How Australia is rebuilding after Sandpapergate
FOR Tim Paine, it is a chance to win back the public's respect. Allan Border sees it as a "fresh start" and Chris Lynn just wants to go out and start belting sixes.
It is the 2018-19 Summer of Cricket, and it shapes as Australia's most important - and evolutionary - since Kerry Packer grabbed the game by the scruff of the neck and dragged it out of the dark ages 41 years ago.
Then, as now, the cricket public suffered a crisis of confidence as their faith in the game was tested. Then, as now, the vehicles of change were a supremely talented group of cricketers and a new approach to media coverage.
When wicketkeeper Paine was handed captaincy of the Australian Test side in March after the South African ball-tampering scandal that saw Steve Smith and his deputy David Warner suspended for 12 months, the team's image was at an all-time low.
Paine's task over the coming summer is clear: win back credibility - and his plan to do that is equally cut and dried.
"We are Australia's team and that is a huge privilege," he said. "It is very important that we make Australians proud. To do that, we want to build a culture in the team that not only makes us better cricketers, but better people."
While no one could have foreseen the stunning circumstances than unravelled during the third Test in Cape Town, the summer's calendar could not have been put together better if it had been planned specifically to help Paine achieve his aims.
Tours by South Africa, India and Sri Lanka, an extended Big Bash series and then the World Cup and Ashes in England.
As Allan Border said, "If that doesn't get you excited, there is something wrong."
Border is in the perfect position to comment on the task ahead of Paine and his players. He got his first chance to play for Australia due to the disruption caused by World Series Cricket, and took over the captaincy of an underperforming side when a tearful Kim Hughes quit in 1984.
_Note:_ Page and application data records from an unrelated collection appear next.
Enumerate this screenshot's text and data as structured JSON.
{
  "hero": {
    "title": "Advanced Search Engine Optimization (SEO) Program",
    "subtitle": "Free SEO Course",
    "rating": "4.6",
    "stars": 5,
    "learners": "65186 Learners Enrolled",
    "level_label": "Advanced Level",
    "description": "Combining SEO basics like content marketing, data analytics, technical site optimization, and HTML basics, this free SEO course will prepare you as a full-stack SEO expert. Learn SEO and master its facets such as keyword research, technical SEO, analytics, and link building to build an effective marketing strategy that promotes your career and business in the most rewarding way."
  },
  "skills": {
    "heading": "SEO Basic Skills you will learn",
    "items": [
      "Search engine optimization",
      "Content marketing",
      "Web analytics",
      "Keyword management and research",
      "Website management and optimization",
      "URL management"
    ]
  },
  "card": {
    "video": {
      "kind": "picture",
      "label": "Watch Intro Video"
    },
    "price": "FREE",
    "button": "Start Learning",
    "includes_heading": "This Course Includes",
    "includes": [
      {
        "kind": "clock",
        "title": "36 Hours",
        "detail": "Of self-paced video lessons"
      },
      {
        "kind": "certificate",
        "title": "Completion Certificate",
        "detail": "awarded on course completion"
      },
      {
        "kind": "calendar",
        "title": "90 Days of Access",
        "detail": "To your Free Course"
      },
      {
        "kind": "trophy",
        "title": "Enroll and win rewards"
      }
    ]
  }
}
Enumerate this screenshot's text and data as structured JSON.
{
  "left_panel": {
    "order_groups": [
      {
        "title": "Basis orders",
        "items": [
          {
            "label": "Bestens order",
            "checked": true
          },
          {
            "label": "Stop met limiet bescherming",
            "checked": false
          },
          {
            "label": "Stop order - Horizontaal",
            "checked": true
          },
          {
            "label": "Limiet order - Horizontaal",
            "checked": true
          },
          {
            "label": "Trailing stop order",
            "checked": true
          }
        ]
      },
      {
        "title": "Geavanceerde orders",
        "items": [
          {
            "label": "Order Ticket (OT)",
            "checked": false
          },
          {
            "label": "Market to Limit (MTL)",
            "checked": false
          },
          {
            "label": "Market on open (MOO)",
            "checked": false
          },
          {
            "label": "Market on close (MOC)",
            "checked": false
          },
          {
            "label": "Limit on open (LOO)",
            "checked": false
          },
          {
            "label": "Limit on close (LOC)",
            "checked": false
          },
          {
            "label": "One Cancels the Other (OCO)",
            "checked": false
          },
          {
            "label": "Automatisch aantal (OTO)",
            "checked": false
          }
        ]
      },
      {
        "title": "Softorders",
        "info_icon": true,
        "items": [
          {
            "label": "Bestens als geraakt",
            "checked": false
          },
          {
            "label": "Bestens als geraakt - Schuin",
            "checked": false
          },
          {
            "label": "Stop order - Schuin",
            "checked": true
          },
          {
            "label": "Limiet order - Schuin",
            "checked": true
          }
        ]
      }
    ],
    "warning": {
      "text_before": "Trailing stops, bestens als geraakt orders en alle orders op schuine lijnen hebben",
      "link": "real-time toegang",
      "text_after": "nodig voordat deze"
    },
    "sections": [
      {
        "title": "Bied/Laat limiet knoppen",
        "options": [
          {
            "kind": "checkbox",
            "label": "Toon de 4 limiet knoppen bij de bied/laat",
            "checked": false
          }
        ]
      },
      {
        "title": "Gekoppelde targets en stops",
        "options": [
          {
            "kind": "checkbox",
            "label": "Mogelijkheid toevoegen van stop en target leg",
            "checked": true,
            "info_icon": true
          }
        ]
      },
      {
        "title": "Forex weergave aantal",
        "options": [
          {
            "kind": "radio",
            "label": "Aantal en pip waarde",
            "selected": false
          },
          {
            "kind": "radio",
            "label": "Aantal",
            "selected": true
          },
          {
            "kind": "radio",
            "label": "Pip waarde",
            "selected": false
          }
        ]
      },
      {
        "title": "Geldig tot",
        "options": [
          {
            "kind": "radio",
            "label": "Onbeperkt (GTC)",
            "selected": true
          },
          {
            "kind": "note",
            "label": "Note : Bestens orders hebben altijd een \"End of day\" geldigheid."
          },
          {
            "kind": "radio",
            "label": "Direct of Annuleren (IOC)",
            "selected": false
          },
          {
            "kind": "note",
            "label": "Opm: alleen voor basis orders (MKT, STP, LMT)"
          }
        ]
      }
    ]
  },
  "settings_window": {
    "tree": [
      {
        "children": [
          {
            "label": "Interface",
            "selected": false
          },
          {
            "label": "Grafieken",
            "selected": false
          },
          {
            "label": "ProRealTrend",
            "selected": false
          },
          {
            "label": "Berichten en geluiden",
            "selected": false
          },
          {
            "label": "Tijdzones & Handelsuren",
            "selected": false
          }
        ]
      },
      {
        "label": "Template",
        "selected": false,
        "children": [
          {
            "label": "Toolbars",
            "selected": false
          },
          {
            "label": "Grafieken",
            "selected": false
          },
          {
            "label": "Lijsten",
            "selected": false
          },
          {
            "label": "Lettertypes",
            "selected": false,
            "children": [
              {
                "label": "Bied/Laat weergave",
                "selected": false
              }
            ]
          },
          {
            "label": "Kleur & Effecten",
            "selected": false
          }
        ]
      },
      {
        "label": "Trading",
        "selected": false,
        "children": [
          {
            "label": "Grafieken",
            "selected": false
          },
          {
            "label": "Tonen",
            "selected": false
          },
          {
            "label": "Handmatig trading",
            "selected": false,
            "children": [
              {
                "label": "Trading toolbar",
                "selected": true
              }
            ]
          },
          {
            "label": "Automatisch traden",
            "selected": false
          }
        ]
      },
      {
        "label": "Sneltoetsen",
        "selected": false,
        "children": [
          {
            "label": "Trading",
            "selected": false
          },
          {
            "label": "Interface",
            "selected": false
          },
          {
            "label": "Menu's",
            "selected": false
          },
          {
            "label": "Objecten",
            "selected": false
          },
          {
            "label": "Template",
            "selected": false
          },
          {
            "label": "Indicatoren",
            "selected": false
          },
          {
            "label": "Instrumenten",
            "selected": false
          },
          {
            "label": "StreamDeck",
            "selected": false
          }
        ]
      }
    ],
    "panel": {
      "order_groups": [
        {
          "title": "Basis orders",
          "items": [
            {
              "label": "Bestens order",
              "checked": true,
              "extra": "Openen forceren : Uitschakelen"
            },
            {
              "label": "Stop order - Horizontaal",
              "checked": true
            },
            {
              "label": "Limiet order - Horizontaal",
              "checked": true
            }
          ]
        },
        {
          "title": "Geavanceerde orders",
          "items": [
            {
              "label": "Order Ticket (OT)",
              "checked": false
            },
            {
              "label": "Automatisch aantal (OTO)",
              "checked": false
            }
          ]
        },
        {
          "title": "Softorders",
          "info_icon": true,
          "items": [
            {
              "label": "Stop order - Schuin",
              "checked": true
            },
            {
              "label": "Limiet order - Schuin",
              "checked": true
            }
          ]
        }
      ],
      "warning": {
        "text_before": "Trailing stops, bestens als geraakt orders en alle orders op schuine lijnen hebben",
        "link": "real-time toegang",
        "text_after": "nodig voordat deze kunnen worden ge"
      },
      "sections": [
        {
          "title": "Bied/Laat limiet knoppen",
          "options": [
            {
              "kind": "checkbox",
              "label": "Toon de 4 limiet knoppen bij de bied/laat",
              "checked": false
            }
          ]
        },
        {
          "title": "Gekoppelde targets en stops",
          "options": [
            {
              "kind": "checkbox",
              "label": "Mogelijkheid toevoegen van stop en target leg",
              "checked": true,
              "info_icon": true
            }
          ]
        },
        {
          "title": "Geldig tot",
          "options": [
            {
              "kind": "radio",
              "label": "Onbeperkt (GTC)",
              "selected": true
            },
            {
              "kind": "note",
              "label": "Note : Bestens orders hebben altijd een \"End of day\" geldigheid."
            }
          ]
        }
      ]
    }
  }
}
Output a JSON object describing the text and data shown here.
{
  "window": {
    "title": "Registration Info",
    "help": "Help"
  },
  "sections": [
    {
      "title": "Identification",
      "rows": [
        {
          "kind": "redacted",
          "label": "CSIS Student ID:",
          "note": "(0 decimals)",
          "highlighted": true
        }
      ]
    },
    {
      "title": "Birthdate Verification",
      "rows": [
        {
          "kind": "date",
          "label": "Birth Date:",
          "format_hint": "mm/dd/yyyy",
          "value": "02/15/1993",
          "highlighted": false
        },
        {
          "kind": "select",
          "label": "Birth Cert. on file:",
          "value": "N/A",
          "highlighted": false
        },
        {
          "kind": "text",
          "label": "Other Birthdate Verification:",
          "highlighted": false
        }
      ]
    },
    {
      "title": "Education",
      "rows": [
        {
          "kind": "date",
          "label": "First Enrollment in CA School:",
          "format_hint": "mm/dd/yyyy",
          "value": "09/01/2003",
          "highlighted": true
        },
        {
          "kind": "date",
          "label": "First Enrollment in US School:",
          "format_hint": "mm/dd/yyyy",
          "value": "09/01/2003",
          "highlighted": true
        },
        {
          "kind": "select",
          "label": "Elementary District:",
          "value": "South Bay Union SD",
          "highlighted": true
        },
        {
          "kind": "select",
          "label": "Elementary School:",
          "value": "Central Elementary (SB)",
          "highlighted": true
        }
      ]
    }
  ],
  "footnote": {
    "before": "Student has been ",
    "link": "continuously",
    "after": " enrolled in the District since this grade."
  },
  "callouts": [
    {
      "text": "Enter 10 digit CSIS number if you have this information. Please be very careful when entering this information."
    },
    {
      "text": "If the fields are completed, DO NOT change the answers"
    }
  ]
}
That he led the team from the front to win the 1987 World Cup final and Ashes victory in England two years later is regarded as one of the great acts of leadership in cricket history.
He believes the current upheavals in the Australian game offer enormous opportunities, on and off the pitch.
The suspension of Smith, Warner and Cameron Bancroft will open the door for new players to cement a place in the Test top order, while changes to the broadcasting rights that come into effect in 2019 see Seven and Fox Sports - for whom Border is a key commentator - easing out Nine after over 40 years of dominance.
"I see it as a real fresh start all around," Border said.
"It wasn't planned that way, of course, but after the public disgrace in South Africa, it is good that we will see new faces on the field and hear some new voices in the commentary box.
'It will be all part of the process of winning back the confidence of the public.
"I think the public will notice some subtle changes in the way the game is presented and some players will get a chance that they wouldn't necessarily have got.
"I think, most importantly, players like Usman Khawaja and the Marsh brothers will have to make the most of their opportunity. They've been around for a while but they haven't really exploded. Now they will have to step up.
"You're looking at players in Smith and Warner who produce around 200 runs a Test being replaced by players who contribute around 60 or 70, so they are going to have to respond to the challenge.
"It's the same with the young players coming through. The door has been opened and I'm looking forward to seeing who forces their way through.
"It's all about giving the public something to get excited about."
Which is where Chris Lynn comes in.
There is no more exciting player in the game than the big-hitting Queenslander, who has proved a matchwinner and crowd-puller for the Brisbane Heat in the Big Bash.
Back from a stint in the Caribbean Premier League and injury-free, he is determined to force his way into the Australian side for the World Cup starting next May.
"That's the aim, but I won't be thinking 'World Cup, World Cup, World Cup'," he said. "If I do that, I'll lose control of the process. I'll just be doing what I always do - try to have fun and smack the ball."
And when Lynn is having fun, the fans invariably are as well.
"There's no better feeling in the world than walking out and hearing the fans go nuts when your name is read out.
"It's all about the fans, for me. They love seeing the ball flying over the fence and I love doing it for them.
"It's easier said than done. You should try standing there when someone throws one down at you at 140km - but that's what it's all about. That's the challenge."
A challenge that Lynn takes very seriously.
"There's a bit of negativity about the game at the moment because of what happened in South Africa," he said. "It has damaged the game. You hear the comments.
"The way I look at it, it's up to us to work our arses off to get results. Not letting the fans down - that's what drives me. I reckon it's what will drive us all this summer."